Start of Information given
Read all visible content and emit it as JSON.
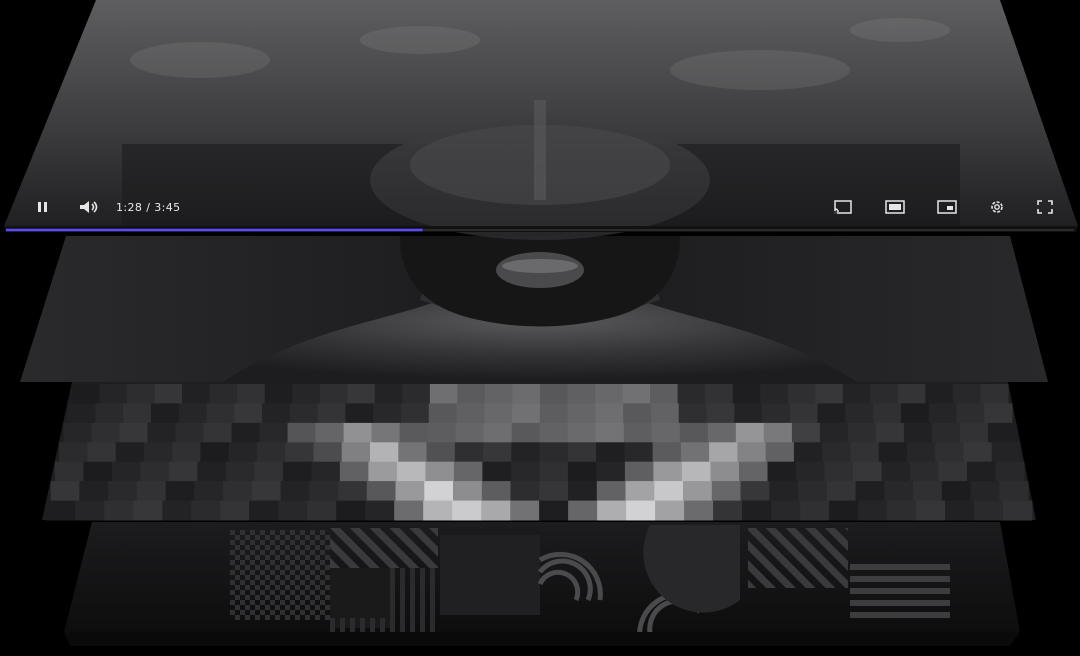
{
  "player": {
    "time": "1:28 / 3:45",
    "progress_fraction": 0.39
  },
  "icons": {
    "play_pause": "pause-icon",
    "volume": "volume-icon",
    "cast": "cast-icon",
    "theater": "theater-mode-icon",
    "miniplayer": "miniplayer-icon",
    "settings": "gear-icon",
    "fullscreen": "fullscreen-icon"
  },
  "colors": {
    "progress": "#5b49ff",
    "background": "#000000"
  }
}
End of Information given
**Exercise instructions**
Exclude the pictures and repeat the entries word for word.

**Answer space**
Read all visible content and emit it as JSON.
{
  "player": {
    "time": "1:28 / 3:45",
    "progress_fraction": 0.39
  },
  "icons": {
    "play_pause": "pause-icon",
    "volume": "volume-icon",
    "cast": "cast-icon",
    "theater": "theater-mode-icon",
    "miniplayer": "miniplayer-icon",
    "settings": "gear-icon",
    "fullscreen": "fullscreen-icon"
  },
  "colors": {
    "progress": "#5b49ff",
    "background": "#000000"
  }
}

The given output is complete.